Obviously, the more information that is provided concerning fees and performance the better. One extra upside is that investors who may have been reluctant to call their advisor for risk of “bothering” them may now feel rightly justified in contacting the advisor with any questions they have or if they need any information.

The change in the law goes a long way towards providing information to investors so they can evaluate the service, fees and performance of their advisors but investors are not off the hook – they’ll still need to do their homework.

Never Trust a Pretty Picture

A graph a lot like this one appeared in one of our national newspapers recently in an ad for a mutual fund. At first glance, it looks like this fund has consistently outperformed the index that it’s measured against.  It has increased by a whopping 194% since early 2000 compared to what it’s measured against, which increased by a paltry 51%.

Chart 1:
Chart 1

I’m not really sure what that means.  Both went up in value over the period so capital was preserved.   Obviously, they want you to focus on the fact that they earned 194% over the roughly 16 years and the MSCI World Index only returned 51% over the same period.  It sure looks like the fund did better over the whole period.  It’s going up a lot faster since the 2008 financial crisis and down less before.  This chart is an example of one of my pet peeves. The ad said “The quality advantage: Capital preservation contributed to long-term performance.”

The type of chart they’ve used is called a linear chart.  They do not give a clear picture of long-term investment growth.  A log chart, on the other hand, shows what investors really want to know.  I know logs (logarithms) scare most people because of the trauma they endured in trying to learn about them in high school.  All you need to know is that:

  • With a linear chart (see Chart 1 above), an equal increase along the vertical axis (left side of the chart) represents an equal increase in the dollar amount. This means that the increase from 50 to 100 looks the same as the increase from 250 to 300.  They are the same amount, but not the same percentage.
  • In a log chart (see Chart 2 below), an equal increase along the vertical axis represents an equal percentage increase. What this means is that the increase from 50 to 100 is the same as the increase from 150 to 300 – they both doubled.  This is what most investors are really interested in.  An investor who earns $5,000 on his $10,000 investment will be a lot happier than the investor who earns $5,000 on his $100,000 investment over the same period of time.  I’ve recreated the chart, but this time using a log scale on the vertical axis so we can get a more accurate picture of how well this fund did in relative terms.

Chart 2

chart 2 fin

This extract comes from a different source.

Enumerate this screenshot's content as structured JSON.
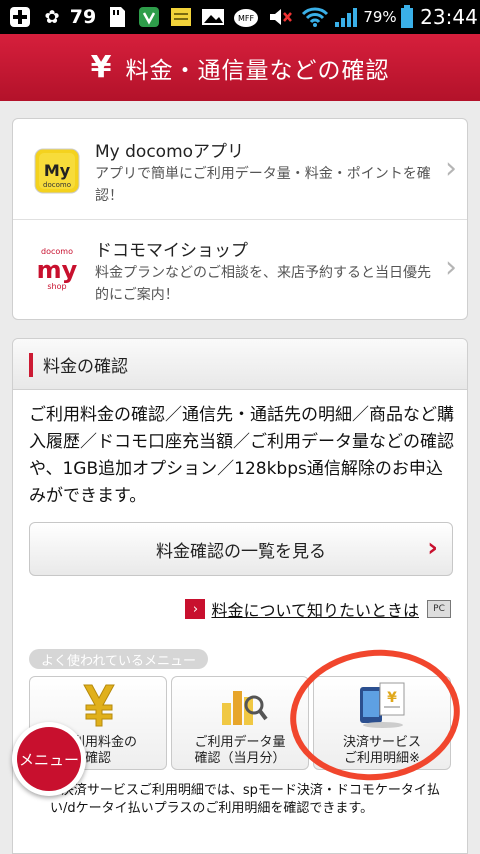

This is also an excellent example of how past performance doesn’t predict future performance.  Someone looking at the performance of the advertised fund after the first two years covered in the chart would have thought, “Holy cow, the fund earned 50% over the last few years and the index lost 50%.  I gotta get me some of that fund.”  They would have been disappointed over the next 14 years since they would be paying fees for a fund that was supposed to perform better than the index, when in reality, this wasn’t the case at all.   With the exception of the first couple of years, you can see that the blue and red lines follow each other very closely.  This means, since part way through 2002, the fund and the index it’s measured against have earned the same percentage return.  In fairness, the fund out performed big time for the first couple years, despite the tech bubble bursting at that time.  So, maybe that’s the preservation of capital they were talking about in the ad when describing the fund.  You can see that in Chart 1 above too,  if you analyze it carefully, but it’s not obvious.  You have to look closely – really closely.  For example, after the tech bubble burst in 2002, the fund being advertised and the benchmark it’s compared to have both almost exactly tripled.  If you look at the financial crisis in 2008, they both lost about 50% of their value, so capital wasn’t preserved very well that time by either the fund or the index.

Things aren’t always as they appear.  It’s important to look beyond the pretty picture to understand what it’s really telling you – or just as important, what it’s not telling you.